Each line below is to be set down again exactly.
▬▬▬▬▬▬
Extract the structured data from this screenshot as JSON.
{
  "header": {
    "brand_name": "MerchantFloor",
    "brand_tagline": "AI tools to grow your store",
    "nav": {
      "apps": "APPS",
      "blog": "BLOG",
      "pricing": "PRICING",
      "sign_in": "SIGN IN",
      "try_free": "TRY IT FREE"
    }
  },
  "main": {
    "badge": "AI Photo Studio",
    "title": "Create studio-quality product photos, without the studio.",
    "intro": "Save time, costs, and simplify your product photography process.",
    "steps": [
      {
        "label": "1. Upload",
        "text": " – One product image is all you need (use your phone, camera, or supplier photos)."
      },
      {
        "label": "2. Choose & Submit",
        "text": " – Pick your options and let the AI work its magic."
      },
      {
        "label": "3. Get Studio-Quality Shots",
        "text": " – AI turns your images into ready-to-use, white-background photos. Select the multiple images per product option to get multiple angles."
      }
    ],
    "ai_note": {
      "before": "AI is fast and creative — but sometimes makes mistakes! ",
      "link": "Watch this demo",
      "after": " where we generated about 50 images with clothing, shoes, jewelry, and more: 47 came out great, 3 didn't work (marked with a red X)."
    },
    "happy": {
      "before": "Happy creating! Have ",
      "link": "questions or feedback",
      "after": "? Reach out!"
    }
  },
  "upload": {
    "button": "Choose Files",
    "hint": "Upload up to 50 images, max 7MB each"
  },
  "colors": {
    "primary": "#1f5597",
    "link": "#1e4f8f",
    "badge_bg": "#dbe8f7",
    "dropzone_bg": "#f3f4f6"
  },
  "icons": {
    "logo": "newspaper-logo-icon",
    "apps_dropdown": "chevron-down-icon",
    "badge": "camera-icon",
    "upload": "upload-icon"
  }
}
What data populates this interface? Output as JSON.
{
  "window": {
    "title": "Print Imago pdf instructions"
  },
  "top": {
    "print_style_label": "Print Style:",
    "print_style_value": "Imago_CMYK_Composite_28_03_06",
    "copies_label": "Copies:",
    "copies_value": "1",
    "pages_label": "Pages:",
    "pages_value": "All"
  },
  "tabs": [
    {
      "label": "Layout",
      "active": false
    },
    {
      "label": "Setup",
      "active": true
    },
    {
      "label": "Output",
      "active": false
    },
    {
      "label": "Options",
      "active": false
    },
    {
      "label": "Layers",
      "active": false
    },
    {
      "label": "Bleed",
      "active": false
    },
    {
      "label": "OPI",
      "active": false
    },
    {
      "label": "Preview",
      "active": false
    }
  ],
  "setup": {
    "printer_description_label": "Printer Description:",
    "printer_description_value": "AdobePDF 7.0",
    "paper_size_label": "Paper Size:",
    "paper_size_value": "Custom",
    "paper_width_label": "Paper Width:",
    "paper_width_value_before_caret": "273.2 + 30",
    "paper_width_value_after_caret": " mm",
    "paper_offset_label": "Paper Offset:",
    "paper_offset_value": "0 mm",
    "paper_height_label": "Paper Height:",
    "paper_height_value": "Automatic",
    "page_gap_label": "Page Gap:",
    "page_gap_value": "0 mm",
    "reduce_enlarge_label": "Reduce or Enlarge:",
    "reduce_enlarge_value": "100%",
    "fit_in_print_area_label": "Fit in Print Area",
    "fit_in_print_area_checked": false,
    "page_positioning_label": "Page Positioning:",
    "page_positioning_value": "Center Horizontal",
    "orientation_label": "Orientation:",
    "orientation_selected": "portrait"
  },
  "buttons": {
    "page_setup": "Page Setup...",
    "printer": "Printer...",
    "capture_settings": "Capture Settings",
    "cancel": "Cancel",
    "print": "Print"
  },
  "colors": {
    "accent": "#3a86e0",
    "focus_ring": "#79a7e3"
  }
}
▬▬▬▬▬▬
• RESPONSE:
Extract the structured data from this screenshot as JSON.
{
  "header": {
    "brand_name": "MerchantFloor",
    "brand_tagline": "AI tools to grow your store",
    "nav": {
      "apps": "APPS",
      "blog": "BLOG",
      "pricing": "PRICING",
      "sign_in": "SIGN IN",
      "try_free": "TRY IT FREE"
    }
  },
  "main": {
    "badge": "AI Photo Studio",
    "title": "Create studio-quality product photos, without the studio.",
    "intro": "Save time, costs, and simplify your product photography process.",
    "steps": [
      {
        "label": "1. Upload",
        "text": " – One product image is all you need (use your phone, camera, or supplier photos)."
      },
      {
        "label": "2. Choose & Submit",
        "text": " – Pick your options and let the AI work its magic."
      },
      {
        "label": "3. Get Studio-Quality Shots",
        "text": " – AI turns your images into ready-to-use, white-background photos. Select the multiple images per product option to get multiple angles."
      }
    ],
    "ai_note": {
      "before": "AI is fast and creative — but sometimes makes mistakes! ",
      "link": "Watch this demo",
      "after": " where we generated about 50 images with clothing, shoes, jewelry, and more: 47 came out great, 3 didn't work (marked with a red X)."
    },
    "happy": {
      "before": "Happy creating! Have ",
      "link": "questions or feedback",
      "after": "? Reach out!"
    }
  },
  "upload": {
    "button": "Choose Files",
    "hint": "Upload up to 50 images, max 7MB each"
  },
  "colors": {
    "primary": "#1f5597",
    "link": "#1e4f8f",
    "badge_bg": "#dbe8f7",
    "dropzone_bg": "#f3f4f6"
  },
  "icons": {
    "logo": "newspaper-logo-icon",
    "apps_dropdown": "chevron-down-icon",
    "badge": "camera-icon",
    "upload": "upload-icon"
  }
}
What data populates this interface? Output as JSON.
{
  "window": {
    "title": "Print Imago pdf instructions"
  },
  "top": {
    "print_style_label": "Print Style:",
    "print_style_value": "Imago_CMYK_Composite_28_03_06",
    "copies_label": "Copies:",
    "copies_value": "1",
    "pages_label": "Pages:",
    "pages_value": "All"
  },
  "tabs": [
    {
      "label": "Layout",
      "active": false
    },
    {
      "label": "Setup",
      "active": true
    },
    {
      "label": "Output",
      "active": false
    },
    {
      "label": "Options",
      "active": false
    },
    {
      "label": "Layers",
      "active": false
    },
    {
      "label": "Bleed",
      "active": false
    },
    {
      "label": "OPI",
      "active": false
    },
    {
      "label": "Preview",
      "active": false
    }
  ],
  "setup": {
    "printer_description_label": "Printer Description:",
    "printer_description_value": "AdobePDF 7.0",
    "paper_size_label": "Paper Size:",
    "paper_size_value": "Custom",
    "paper_width_label": "Paper Width:",
    "paper_width_value_before_caret": "273.2 + 30",
    "paper_width_value_after_caret": " mm",
    "paper_offset_label": "Paper Offset:",
    "paper_offset_value": "0 mm",
    "paper_height_label": "Paper Height:",
    "paper_height_value": "Automatic",
    "page_gap_label": "Page Gap:",
    "page_gap_value": "0 mm",
    "reduce_enlarge_label": "Reduce or Enlarge:",
    "reduce_enlarge_value": "100%",
    "fit_in_print_area_label": "Fit in Print Area",
    "fit_in_print_area_checked": false,
    "page_positioning_label": "Page Positioning:",
    "page_positioning_value": "Center Horizontal",
    "orientation_label": "Orientation:",
    "orientation_selected": "portrait"
  },
  "buttons": {
    "page_setup": "Page Setup...",
    "printer": "Printer...",
    "capture_settings": "Capture Settings",
    "cancel": "Cancel",
    "print": "Print"
  },
  "colors": {
    "accent": "#3a86e0",
    "focus_ring": "#79a7e3"
  }
}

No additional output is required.